» EXCERPTED RECORDS:
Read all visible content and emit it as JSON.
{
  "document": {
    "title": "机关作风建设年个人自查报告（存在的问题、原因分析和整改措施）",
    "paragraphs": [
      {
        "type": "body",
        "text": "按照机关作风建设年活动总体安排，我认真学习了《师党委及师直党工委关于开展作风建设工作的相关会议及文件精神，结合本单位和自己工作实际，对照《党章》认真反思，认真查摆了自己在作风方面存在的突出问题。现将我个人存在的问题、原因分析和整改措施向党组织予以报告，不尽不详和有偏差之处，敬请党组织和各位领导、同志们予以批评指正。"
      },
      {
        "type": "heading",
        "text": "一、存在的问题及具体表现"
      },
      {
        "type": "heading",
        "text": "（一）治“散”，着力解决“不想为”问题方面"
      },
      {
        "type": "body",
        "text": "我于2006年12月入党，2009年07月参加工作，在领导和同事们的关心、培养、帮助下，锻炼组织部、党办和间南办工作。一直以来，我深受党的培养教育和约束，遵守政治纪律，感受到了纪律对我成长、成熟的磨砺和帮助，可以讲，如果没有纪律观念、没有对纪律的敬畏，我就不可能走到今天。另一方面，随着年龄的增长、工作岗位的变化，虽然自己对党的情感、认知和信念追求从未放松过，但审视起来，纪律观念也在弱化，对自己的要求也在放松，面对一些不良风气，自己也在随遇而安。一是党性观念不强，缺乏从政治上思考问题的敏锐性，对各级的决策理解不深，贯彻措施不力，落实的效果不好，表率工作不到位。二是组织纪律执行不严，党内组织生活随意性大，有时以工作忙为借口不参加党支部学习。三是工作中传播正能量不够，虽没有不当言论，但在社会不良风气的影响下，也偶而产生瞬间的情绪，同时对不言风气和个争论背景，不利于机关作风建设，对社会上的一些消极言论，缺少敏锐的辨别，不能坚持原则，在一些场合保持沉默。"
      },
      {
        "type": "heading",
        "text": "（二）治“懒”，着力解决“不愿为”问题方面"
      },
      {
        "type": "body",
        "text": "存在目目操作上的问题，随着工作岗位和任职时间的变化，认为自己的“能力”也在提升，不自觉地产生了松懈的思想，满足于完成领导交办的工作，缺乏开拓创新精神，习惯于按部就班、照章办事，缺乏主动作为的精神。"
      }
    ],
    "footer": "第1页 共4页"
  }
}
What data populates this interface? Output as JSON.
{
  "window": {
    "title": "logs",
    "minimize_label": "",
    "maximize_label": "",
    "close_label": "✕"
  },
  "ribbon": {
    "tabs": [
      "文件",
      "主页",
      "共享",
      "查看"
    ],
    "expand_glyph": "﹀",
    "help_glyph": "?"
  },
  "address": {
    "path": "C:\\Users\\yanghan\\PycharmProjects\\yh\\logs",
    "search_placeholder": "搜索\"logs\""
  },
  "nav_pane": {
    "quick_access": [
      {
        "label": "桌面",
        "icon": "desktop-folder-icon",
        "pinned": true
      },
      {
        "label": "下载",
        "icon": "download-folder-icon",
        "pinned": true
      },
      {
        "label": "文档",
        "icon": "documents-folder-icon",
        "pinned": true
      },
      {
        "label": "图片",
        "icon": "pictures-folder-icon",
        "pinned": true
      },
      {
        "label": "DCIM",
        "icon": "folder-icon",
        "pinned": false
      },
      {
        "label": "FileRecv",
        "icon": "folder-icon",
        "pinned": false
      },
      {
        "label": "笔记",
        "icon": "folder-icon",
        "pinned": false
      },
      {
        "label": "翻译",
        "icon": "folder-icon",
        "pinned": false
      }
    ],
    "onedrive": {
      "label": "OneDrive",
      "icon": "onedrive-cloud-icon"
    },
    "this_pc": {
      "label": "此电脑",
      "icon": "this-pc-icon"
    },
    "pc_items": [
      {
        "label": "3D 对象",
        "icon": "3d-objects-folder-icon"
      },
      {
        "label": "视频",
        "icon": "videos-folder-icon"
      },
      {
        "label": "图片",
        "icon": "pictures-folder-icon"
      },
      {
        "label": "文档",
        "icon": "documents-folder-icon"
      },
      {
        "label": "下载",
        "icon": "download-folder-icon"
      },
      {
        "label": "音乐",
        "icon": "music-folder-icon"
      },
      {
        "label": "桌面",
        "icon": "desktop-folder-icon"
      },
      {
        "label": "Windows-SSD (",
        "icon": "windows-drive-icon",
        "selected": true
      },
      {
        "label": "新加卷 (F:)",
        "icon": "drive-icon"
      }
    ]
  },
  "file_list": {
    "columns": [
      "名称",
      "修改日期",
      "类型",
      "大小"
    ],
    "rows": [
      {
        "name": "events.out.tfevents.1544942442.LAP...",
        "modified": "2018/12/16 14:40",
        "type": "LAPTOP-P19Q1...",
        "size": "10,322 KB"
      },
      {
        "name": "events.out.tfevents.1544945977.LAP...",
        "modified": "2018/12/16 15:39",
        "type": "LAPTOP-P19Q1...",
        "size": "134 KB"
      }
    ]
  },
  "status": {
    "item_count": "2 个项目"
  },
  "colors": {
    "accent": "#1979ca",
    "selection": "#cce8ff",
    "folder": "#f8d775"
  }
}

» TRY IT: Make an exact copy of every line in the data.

» PROBLEM SOLUTION:
Read all visible content and emit it as JSON.
{
  "document": {
    "title": "机关作风建设年个人自查报告（存在的问题、原因分析和整改措施）",
    "paragraphs": [
      {
        "type": "body",
        "text": "按照机关作风建设年活动总体安排，我认真学习了《师党委及师直党工委关于开展作风建设工作的相关会议及文件精神，结合本单位和自己工作实际，对照《党章》认真反思，认真查摆了自己在作风方面存在的突出问题。现将我个人存在的问题、原因分析和整改措施向党组织予以报告，不尽不详和有偏差之处，敬请党组织和各位领导、同志们予以批评指正。"
      },
      {
        "type": "heading",
        "text": "一、存在的问题及具体表现"
      },
      {
        "type": "heading",
        "text": "（一）治“散”，着力解决“不想为”问题方面"
      },
      {
        "type": "body",
        "text": "我于2006年12月入党，2009年07月参加工作，在领导和同事们的关心、培养、帮助下，锻炼组织部、党办和间南办工作。一直以来，我深受党的培养教育和约束，遵守政治纪律，感受到了纪律对我成长、成熟的磨砺和帮助，可以讲，如果没有纪律观念、没有对纪律的敬畏，我就不可能走到今天。另一方面，随着年龄的增长、工作岗位的变化，虽然自己对党的情感、认知和信念追求从未放松过，但审视起来，纪律观念也在弱化，对自己的要求也在放松，面对一些不良风气，自己也在随遇而安。一是党性观念不强，缺乏从政治上思考问题的敏锐性，对各级的决策理解不深，贯彻措施不力，落实的效果不好，表率工作不到位。二是组织纪律执行不严，党内组织生活随意性大，有时以工作忙为借口不参加党支部学习。三是工作中传播正能量不够，虽没有不当言论，但在社会不良风气的影响下，也偶而产生瞬间的情绪，同时对不言风气和个争论背景，不利于机关作风建设，对社会上的一些消极言论，缺少敏锐的辨别，不能坚持原则，在一些场合保持沉默。"
      },
      {
        "type": "heading",
        "text": "（二）治“懒”，着力解决“不愿为”问题方面"
      },
      {
        "type": "body",
        "text": "存在目目操作上的问题，随着工作岗位和任职时间的变化，认为自己的“能力”也在提升，不自觉地产生了松懈的思想，满足于完成领导交办的工作，缺乏开拓创新精神，习惯于按部就班、照章办事，缺乏主动作为的精神。"
      }
    ],
    "footer": "第1页 共4页"
  }
}
What data populates this interface? Output as JSON.
{
  "window": {
    "title": "logs",
    "minimize_label": "",
    "maximize_label": "",
    "close_label": "✕"
  },
  "ribbon": {
    "tabs": [
      "文件",
      "主页",
      "共享",
      "查看"
    ],
    "expand_glyph": "﹀",
    "help_glyph": "?"
  },
  "address": {
    "path": "C:\\Users\\yanghan\\PycharmProjects\\yh\\logs",
    "search_placeholder": "搜索\"logs\""
  },
  "nav_pane": {
    "quick_access": [
      {
        "label": "桌面",
        "icon": "desktop-folder-icon",
        "pinned": true
      },
      {
        "label": "下载",
        "icon": "download-folder-icon",
        "pinned": true
      },
      {
        "label": "文档",
        "icon": "documents-folder-icon",
        "pinned": true
      },
      {
        "label": "图片",
        "icon": "pictures-folder-icon",
        "pinned": true
      },
      {
        "label": "DCIM",
        "icon": "folder-icon",
        "pinned": false
      },
      {
        "label": "FileRecv",
        "icon": "folder-icon",
        "pinned": false
      },
      {
        "label": "笔记",
        "icon": "folder-icon",
        "pinned": false
      },
      {
        "label": "翻译",
        "icon": "folder-icon",
        "pinned": false
      }
    ],
    "onedrive": {
      "label": "OneDrive",
      "icon": "onedrive-cloud-icon"
    },
    "this_pc": {
      "label": "此电脑",
      "icon": "this-pc-icon"
    },
    "pc_items": [
      {
        "label": "3D 对象",
        "icon": "3d-objects-folder-icon"
      },
      {
        "label": "视频",
        "icon": "videos-folder-icon"
      },
      {
        "label": "图片",
        "icon": "pictures-folder-icon"
      },
      {
        "label": "文档",
        "icon": "documents-folder-icon"
      },
      {
        "label": "下载",
        "icon": "download-folder-icon"
      },
      {
        "label": "音乐",
        "icon": "music-folder-icon"
      },
      {
        "label": "桌面",
        "icon": "desktop-folder-icon"
      },
      {
        "label": "Windows-SSD (",
        "icon": "windows-drive-icon",
        "selected": true
      },
      {
        "label": "新加卷 (F:)",
        "icon": "drive-icon"
      }
    ]
  },
  "file_list": {
    "columns": [
      "名称",
      "修改日期",
      "类型",
      "大小"
    ],
    "rows": [
      {
        "name": "events.out.tfevents.1544942442.LAP...",
        "modified": "2018/12/16 14:40",
        "type": "LAPTOP-P19Q1...",
        "size": "10,322 KB"
      },
      {
        "name": "events.out.tfevents.1544945977.LAP...",
        "modified": "2018/12/16 15:39",
        "type": "LAPTOP-P19Q1...",
        "size": "134 KB"
      }
    ]
  },
  "status": {
    "item_count": "2 个项目"
  },
  "colors": {
    "accent": "#1979ca",
    "selection": "#cce8ff",
    "folder": "#f8d775"
  }
}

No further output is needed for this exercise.